Automated Response Systems: The integration of AI and automation will extend beyond detection, enabling data engineering systems to automatically respond to identified threats. This proactive approach will reduce response times and minimize potential damage.
Predictive Analytics: Data engineering will leverage predictive analytics to anticipate potential cyber threats based on historical data, user behavior, and emerging trends. This proactive approach will empower organizations to preemptively mitigate risks.
Zero Trust Architectures: The concept of Zero Trust will influence data engineering practices, advocating for strict access controls, continuous authentication, and the principle of "never trust, always verify" throughout data pipelines and systems.
Blockchain for Data Integrity: Blockchain technology will be harnessed to enhance data integrity and transparency, creating immutable records of data transactions and ensuring the veracity of critical information.
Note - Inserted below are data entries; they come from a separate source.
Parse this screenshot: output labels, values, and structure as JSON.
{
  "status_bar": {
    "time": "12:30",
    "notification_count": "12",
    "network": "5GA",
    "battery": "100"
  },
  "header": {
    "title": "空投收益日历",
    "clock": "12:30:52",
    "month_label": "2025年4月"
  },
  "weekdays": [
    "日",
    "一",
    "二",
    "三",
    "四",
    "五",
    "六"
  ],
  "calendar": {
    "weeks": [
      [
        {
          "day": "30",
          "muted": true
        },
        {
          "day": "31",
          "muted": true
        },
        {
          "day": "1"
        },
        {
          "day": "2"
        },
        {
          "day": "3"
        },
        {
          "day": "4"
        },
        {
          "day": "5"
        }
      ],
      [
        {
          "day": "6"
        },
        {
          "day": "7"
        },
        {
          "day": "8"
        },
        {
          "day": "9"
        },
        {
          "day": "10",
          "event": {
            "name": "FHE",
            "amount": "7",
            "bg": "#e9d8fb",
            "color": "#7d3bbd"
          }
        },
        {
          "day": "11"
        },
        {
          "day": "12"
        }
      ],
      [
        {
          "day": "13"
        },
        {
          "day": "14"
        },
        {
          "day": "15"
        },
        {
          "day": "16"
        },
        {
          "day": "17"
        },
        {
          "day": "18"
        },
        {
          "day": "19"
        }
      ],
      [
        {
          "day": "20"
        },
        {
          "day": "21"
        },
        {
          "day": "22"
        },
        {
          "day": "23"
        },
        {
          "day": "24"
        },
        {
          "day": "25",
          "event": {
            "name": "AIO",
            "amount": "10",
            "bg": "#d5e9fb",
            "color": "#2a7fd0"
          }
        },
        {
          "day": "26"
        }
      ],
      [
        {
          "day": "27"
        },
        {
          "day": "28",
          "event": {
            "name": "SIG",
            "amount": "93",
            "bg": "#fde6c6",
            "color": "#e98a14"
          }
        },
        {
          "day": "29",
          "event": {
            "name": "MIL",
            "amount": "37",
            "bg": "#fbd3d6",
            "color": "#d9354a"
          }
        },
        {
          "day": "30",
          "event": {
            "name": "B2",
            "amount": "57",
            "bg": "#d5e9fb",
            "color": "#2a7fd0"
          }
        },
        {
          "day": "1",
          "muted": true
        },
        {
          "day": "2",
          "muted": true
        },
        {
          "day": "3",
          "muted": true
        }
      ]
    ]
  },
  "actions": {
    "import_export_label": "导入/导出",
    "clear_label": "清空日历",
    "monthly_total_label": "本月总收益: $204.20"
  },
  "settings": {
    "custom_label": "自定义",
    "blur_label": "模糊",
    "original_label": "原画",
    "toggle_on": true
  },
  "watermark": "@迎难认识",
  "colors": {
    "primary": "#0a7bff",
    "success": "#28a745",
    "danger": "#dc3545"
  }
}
Privacy-Preserving Techniques: Data engineering will incorporate privacy-preserving techniques, such as secure multi-party computation and homomorphic encryption, allowing for data analysis while protecting sensitive information.
Cloud-Native Security: As organizations increasingly adopt cloud-based infrastructures, data engineering for cybersecurity will evolve to provide native security solutions that seamlessly integrate with cloud environments.
Threat Intelligence Sharing: Data engineering will facilitate the secure sharing of threat intelligence across organizations, enabling a collective response to emerging cyber threats.
Quantum-Resistant Encryption: With the emergence of quantum computing, data engineering will embrace quantum-resistant encryption methods to ensure data remains secure even in the face of quantum-powered attacks.
Human-Centric Cybersecurity: Data engineering will focus on improving the integration of human insights and behavioral analytics, recognizing that human factors play a crucial role in cybersecurity.
Continuous Adaptive Risk and Trust Assessment (CARTA): CARTA principles will guide data engineering strategies, emphasizing continuous risk assessment and adaptive security measures that evolve alongside changing threats.
As data engineering continues to evolve, these future trends will redefine how organizations approach cybersecurity. By embracing these trends, organizations can better position themselves to proactively respond to the ever-shifting landscape of cyber threats, ensuring the security, integrity, and resilience of their data ecosystems.
As organizations and individuals alike traverse the intricate terrain of digital connectivity, the fusion of data engineering and cybersecurity emerges as a beacon of resilience and adaptability. With a steadfast commitment to continuous improvement and a proactive stance against ever-evolving cyber threats, the harmonious partnership between data engineering and cybersecurity ensures that the data-driven landscapes of tomorrow remain secure, robust, and safeguarded against the relentless tides of digital risk.